New Haven, Conn., September 13, 2007 – Extreme price shoppers for groceries – those who contribute negative gross margins to a retailer – are a very small share of the market and do not have a significant adverse impact on retail profits according to a study by researchers at the Yale School of Management and SUNY Buffalo.
This customer segment – dubbed as ‘devils’ in retail – has been widely speculated to be a significant drain on retailer profits. However, the first research to quantify their effect finds that they are only about 1% of a grocery store’s customers and reduce the retailer’s profit by less than 0.2%.
The finding is one of several new insights from a study by K. Sudhir of Yale and Dinesh K. Gauri and Debabrata Talukdar of SUNY Buffalo that used a new method to examine grocery shoppers’ price search strategies, their effectiveness in saving money, and their effect on retailer profits. The authors integrate two ways that consumers search for the lowest prices: across stores (spatial) and across time within the same store (temporal). Previous research analyzed the two dimensions separately, and therefore underestimated both consumer response to price promotions and the effect of promotions on retail profit.
With the two dimensions of search, consumers have four price search strategies: shoppers who do not search for price promotions at all (incidentals); shoppers who are loyal to one store who time their purchases to the price promotions at that store (temporals); shoppers who travel to different stores on any given shopping trip to find the lowest prices (spatials); and shoppers who make regular weekly trips to more than one store to get the lowest prices over time and across stores for an item (spatio-temporals).

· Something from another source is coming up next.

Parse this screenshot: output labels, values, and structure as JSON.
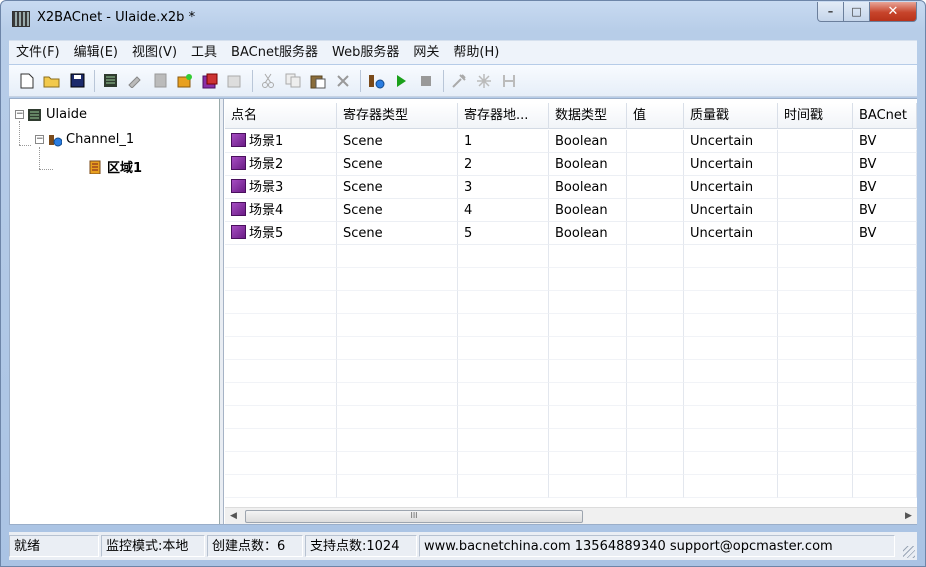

Geography and opportunity costs are key predictors of the price search strategy a household will use. When competing stores are close together, a household performs more spatial search; when a household lives close to a store, it performs more temporal search. Higher opportunity costs of time reduce either type of search.
“This is a useful finding for retailers because they can implement targeted promotions using household geographic and demographic data – information that is easily available to them,” said Sudhir, a professor of marketing at the Yale School of Management and a fellow of its Yale Center for Customer Insights.

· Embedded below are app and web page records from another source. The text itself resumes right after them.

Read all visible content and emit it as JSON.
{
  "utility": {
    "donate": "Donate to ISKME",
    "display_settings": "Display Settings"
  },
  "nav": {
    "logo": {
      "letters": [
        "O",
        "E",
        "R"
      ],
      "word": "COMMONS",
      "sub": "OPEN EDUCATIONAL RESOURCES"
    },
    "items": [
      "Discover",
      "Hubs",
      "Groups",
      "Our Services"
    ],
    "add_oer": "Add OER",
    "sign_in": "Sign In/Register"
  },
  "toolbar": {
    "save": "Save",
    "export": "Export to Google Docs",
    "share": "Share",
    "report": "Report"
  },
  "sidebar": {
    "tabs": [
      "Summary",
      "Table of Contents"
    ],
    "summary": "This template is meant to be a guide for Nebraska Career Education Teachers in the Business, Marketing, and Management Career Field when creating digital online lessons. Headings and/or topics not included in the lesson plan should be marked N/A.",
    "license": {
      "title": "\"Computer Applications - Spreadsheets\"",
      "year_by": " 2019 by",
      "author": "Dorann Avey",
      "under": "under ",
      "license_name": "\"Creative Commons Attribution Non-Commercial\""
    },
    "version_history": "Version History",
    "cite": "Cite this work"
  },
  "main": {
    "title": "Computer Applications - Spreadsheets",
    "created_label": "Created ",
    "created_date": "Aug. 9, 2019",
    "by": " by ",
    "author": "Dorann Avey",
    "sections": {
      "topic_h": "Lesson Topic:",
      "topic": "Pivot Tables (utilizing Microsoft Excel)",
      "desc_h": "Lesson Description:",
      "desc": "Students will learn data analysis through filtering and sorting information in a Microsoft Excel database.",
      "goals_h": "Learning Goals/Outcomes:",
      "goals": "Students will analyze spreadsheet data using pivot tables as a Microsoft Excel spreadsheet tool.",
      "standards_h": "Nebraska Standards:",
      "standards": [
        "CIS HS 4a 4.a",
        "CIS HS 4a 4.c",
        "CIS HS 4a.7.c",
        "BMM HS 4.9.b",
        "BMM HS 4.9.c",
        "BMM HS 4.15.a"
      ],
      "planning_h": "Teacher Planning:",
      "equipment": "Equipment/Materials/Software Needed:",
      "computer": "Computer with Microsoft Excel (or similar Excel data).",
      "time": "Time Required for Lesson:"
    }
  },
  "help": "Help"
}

Not surprisingly, the spatio-temporal shoppers who search the most for low prices are the most effective in getting good deals, while the incidentals who search the least are least effective. Spatio-temporals obtained 76% of the potential savings available in the marketplace. But incidentals were able to intercept 54% of the potential savings by simply being at the right place at the right time. Temporals who search in their preferred store saved 68%, while spatials who search across stores saved only 66%.
“Even a household that doesn’t actively look for price deals typically ends up capturing about half of the potential savings created by market promotions,” said Sudhir. “And a store-loyal household that simply timed its purchases, saved just about the same as a non-loyal household that shopped across stores but could not time their purchases.”
All four price search segments were profitable to retailers on average. Incidentals contributed the highest profit margin and the spatio-temporals contributed the lowest. But the store-loyal temporal segment contributed the greatest average profits, even more than the incidental price searchers who have greater profit margins. This suggests that though periodic price promotions are often thought of as a means of acquiring price sensitive shoppers, they play an important role in retaining profitable store-loyal customers.
“Retailers should be reassured by our results on their use of promotions. Price promotions serve an important role in retaining profitable store-loyal customers, while the negative impact through extreme cherry picking is minimal.” said Sudhir.